“Choose a job you love, and you will never have to work a day in your life.” – Confucius
Duane Dailey, professor emeritus and senior writer for the University of Missouri Extension, has taken this idea to heart.
“I flunked retirement three times. I don’t plan to retire again,” Dailey said.
Journalism is what Dailey says keeps him young.
“I think Duane will write until he can’t write anymore,” said Abner Womack, professor emeritus of agricultural economics and co-founder of the MU Food and Agricultural Policy Research Institute. “It’s a search for knowledge and the distribution of that knowledge.”
Dailey has worked with Womack for 28 years as FAPRI’s main reporter and press release writer. Womack and his institute run analyses on farm policy for Congress. FAPRI relies heavily on Dailey’s clear, concise style of writing.
“It’s his ability to communicate our research and grab the lead so when we take something into Washington in 50 pages, he can condense that into a paragraph,” Womack said.
FAPRI receives more than 40 analysis requests from Washington a year, which results in three or more press releases for Dailey per month. Although Womack said it is not unusual for him to write one a day.
In the world of policy, Womack stressed how vital it is to clearly present what you want to convey, otherwise someone else will interpret it for you, and often times it won’t be what you had in mind.

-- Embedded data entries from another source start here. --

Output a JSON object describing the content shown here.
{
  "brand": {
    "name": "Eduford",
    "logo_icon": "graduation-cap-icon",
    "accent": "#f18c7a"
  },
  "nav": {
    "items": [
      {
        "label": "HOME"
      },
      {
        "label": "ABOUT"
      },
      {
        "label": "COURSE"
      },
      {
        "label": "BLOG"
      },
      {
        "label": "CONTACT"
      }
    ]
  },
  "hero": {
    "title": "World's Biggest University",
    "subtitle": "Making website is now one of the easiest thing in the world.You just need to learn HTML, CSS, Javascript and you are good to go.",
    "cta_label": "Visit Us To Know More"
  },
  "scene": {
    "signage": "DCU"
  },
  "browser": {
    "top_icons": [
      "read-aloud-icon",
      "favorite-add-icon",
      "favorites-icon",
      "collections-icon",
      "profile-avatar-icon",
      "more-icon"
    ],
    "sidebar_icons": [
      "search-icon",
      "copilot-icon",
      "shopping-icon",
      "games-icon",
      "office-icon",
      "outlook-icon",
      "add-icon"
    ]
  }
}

This is where Dailey’s work comes in. Not only does Dailey clearly communicate through his press releases, but he finds the stories that no one else would have envisioned.

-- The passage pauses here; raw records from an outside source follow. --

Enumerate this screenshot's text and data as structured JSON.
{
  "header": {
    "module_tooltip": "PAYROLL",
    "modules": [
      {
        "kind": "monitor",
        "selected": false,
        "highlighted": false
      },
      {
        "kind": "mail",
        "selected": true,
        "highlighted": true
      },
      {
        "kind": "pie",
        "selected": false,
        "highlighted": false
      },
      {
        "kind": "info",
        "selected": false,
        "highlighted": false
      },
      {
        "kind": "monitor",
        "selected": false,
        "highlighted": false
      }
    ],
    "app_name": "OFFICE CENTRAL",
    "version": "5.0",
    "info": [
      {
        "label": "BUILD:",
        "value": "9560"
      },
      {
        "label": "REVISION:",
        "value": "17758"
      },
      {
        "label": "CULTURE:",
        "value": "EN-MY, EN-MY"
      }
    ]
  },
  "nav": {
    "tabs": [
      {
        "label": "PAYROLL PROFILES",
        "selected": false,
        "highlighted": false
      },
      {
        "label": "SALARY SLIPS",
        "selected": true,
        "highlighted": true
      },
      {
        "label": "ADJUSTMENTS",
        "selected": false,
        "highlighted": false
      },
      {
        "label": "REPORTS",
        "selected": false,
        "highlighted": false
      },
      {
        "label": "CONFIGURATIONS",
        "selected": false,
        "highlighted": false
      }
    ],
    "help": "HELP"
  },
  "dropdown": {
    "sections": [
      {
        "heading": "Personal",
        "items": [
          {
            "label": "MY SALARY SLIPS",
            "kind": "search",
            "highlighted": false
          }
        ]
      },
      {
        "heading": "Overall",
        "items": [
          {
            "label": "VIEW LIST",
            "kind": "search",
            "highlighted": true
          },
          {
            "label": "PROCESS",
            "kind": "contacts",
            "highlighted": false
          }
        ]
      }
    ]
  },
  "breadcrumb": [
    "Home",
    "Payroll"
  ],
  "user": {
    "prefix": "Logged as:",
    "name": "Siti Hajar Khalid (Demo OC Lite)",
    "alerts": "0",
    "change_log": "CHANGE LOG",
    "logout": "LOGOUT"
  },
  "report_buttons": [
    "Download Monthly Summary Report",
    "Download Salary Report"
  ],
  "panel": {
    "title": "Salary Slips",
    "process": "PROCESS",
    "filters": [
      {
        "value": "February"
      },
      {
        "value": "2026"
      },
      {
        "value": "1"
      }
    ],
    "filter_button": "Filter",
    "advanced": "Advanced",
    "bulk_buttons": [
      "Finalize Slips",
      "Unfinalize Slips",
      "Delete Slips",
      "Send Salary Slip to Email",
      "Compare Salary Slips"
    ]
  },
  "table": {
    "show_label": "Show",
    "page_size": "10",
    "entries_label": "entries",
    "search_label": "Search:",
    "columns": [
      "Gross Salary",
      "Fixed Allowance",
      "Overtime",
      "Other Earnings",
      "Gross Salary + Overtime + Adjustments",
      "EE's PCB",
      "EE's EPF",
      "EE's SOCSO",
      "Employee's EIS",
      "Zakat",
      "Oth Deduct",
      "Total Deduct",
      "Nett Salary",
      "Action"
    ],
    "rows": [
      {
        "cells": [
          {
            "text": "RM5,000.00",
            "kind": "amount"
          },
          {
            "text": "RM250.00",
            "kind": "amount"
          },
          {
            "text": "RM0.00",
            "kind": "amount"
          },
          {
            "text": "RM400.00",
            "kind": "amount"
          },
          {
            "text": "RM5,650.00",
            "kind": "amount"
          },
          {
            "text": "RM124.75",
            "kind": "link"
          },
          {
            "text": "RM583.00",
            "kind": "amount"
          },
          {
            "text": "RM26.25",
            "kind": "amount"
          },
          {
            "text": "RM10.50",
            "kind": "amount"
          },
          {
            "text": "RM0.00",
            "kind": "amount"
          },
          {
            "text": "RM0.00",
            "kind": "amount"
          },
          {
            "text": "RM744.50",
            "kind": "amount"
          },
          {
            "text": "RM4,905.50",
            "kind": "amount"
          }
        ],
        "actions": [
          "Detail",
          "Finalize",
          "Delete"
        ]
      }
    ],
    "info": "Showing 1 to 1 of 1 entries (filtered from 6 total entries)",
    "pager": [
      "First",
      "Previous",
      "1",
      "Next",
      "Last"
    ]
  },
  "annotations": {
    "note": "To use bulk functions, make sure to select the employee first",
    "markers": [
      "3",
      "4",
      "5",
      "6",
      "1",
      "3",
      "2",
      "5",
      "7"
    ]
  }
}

“He doesn’t sit in his office waiting for a story to come to him,” Womack said “He has a beat. He shakes the trees, gathers the leaves and makes beautiful stories out of them.”
This kind of tree-shaking attitude led Dailey to form a professional relationship with Scott Brown, MU research assistant professor of agricultural and applied economics. Dailey would come to Brown’s office in search of story ideas and often travel with Brown to meetings, which largely concerned the cattle industry.
Prior to their professional relationship Brown and Dailey met in 1978 when Brown’s family was named Missouri Farm Bureau’s State Fair Farm Family. Dailey interviewed the Brown family with no idea that he would some day teach Brown many of MU’s College of Agriculture, Food and Natural Resources operations across separate departments.
“There’s only a handful of people that have a significant impact on your life,” Brown said “Duane is one of them.”
He feels that he owes Dailey not only for assistance writing, but also for getting press through his large media and associated press network.
“He got a lot of press and helped tell my story,” Brown said.
In addition to his large professional network, Brown is highly impressed by how well-known Dailey is throughout the farming community in general. When they would attend meetings together, many farmers would know Dailey personally.
“I often say Duane is one of the critical sources of getting agricultural information out to farmers in Missouri,” Brown said.
In the same sense, Dailey views himself as a translator. He prides himself in taking complicated information and relaying it to farmers in their own language. Dailey writes short, cutting out adjectives and adverbs, a skill he says comes from reading a lot.
Dailey doesn’t write for entertainment—he writes to evoke change in his readers—even if that means doing the same story over and over again. Finding interesting stories and relaying them is his job, a job that he says is not done. There are many stories that he wants to share, whether it be in a local paper or in a national press release.
“That’s it. I want to do stories. Story after story,” Dailey said. “Journalism opens doors.”
Dailey, the journalist who just won’t quit, finds his work to be addictive, exciting and fun. He studies his craft and involves journalism in every aspect of his life.
“Until his dying day he will be in that loop, and he will never get out of that loop,” Womack said. ”He will inspire everyone he encounters.”